[[ LISTED RECORDS, beginning ]]

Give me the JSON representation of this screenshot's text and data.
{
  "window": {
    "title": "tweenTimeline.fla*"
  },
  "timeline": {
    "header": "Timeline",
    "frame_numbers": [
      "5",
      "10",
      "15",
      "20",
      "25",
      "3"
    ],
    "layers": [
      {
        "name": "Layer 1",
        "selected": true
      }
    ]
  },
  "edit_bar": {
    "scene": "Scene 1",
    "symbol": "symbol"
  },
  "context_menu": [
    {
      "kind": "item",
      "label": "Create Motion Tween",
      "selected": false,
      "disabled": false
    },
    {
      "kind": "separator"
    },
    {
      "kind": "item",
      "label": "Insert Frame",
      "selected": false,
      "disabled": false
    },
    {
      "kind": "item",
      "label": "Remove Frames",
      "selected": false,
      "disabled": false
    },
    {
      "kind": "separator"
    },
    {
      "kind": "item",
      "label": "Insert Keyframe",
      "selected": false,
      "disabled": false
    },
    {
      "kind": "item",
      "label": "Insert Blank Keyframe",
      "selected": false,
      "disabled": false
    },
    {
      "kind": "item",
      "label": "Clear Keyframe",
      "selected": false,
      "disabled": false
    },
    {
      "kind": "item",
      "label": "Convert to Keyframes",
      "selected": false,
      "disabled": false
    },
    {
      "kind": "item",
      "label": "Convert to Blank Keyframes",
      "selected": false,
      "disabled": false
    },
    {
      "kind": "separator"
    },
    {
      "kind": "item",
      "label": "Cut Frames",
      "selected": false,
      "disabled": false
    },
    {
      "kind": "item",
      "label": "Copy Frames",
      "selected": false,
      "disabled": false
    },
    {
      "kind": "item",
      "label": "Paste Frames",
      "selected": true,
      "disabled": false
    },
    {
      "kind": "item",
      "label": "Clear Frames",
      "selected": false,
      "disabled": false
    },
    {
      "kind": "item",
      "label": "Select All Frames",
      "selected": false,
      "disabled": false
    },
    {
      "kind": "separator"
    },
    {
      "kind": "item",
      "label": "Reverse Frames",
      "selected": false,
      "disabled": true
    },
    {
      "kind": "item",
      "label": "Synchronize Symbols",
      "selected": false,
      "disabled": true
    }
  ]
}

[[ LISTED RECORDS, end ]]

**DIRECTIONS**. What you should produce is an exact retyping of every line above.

**SOLUTION**.
Give me the JSON representation of this screenshot's text and data.
{
  "window": {
    "title": "tweenTimeline.fla*"
  },
  "timeline": {
    "header": "Timeline",
    "frame_numbers": [
      "5",
      "10",
      "15",
      "20",
      "25",
      "3"
    ],
    "layers": [
      {
        "name": "Layer 1",
        "selected": true
      }
    ]
  },
  "edit_bar": {
    "scene": "Scene 1",
    "symbol": "symbol"
  },
  "context_menu": [
    {
      "kind": "item",
      "label": "Create Motion Tween",
      "selected": false,
      "disabled": false
    },
    {
      "kind": "separator"
    },
    {
      "kind": "item",
      "label": "Insert Frame",
      "selected": false,
      "disabled": false
    },
    {
      "kind": "item",
      "label": "Remove Frames",
      "selected": false,
      "disabled": false
    },
    {
      "kind": "separator"
    },
    {
      "kind": "item",
      "label": "Insert Keyframe",
      "selected": false,
      "disabled": false
    },
    {
      "kind": "item",
      "label": "Insert Blank Keyframe",
      "selected": false,
      "disabled": false
    },
    {
      "kind": "item",
      "label": "Clear Keyframe",
      "selected": false,
      "disabled": false
    },
    {
      "kind": "item",
      "label": "Convert to Keyframes",
      "selected": false,
      "disabled": false
    },
    {
      "kind": "item",
      "label": "Convert to Blank Keyframes",
      "selected": false,
      "disabled": false
    },
    {
      "kind": "separator"
    },
    {
      "kind": "item",
      "label": "Cut Frames",
      "selected": false,
      "disabled": false
    },
    {
      "kind": "item",
      "label": "Copy Frames",
      "selected": false,
      "disabled": false
    },
    {
      "kind": "item",
      "label": "Paste Frames",
      "selected": true,
      "disabled": false
    },
    {
      "kind": "item",
      "label": "Clear Frames",
      "selected": false,
      "disabled": false
    },
    {
      "kind": "item",
      "label": "Select All Frames",
      "selected": false,
      "disabled": false
    },
    {
      "kind": "separator"
    },
    {
      "kind": "item",
      "label": "Reverse Frames",
      "selected": false,
      "disabled": true
    },
    {
      "kind": "item",
      "label": "Synchronize Symbols",
      "selected": false,
      "disabled": true
    }
  ]
}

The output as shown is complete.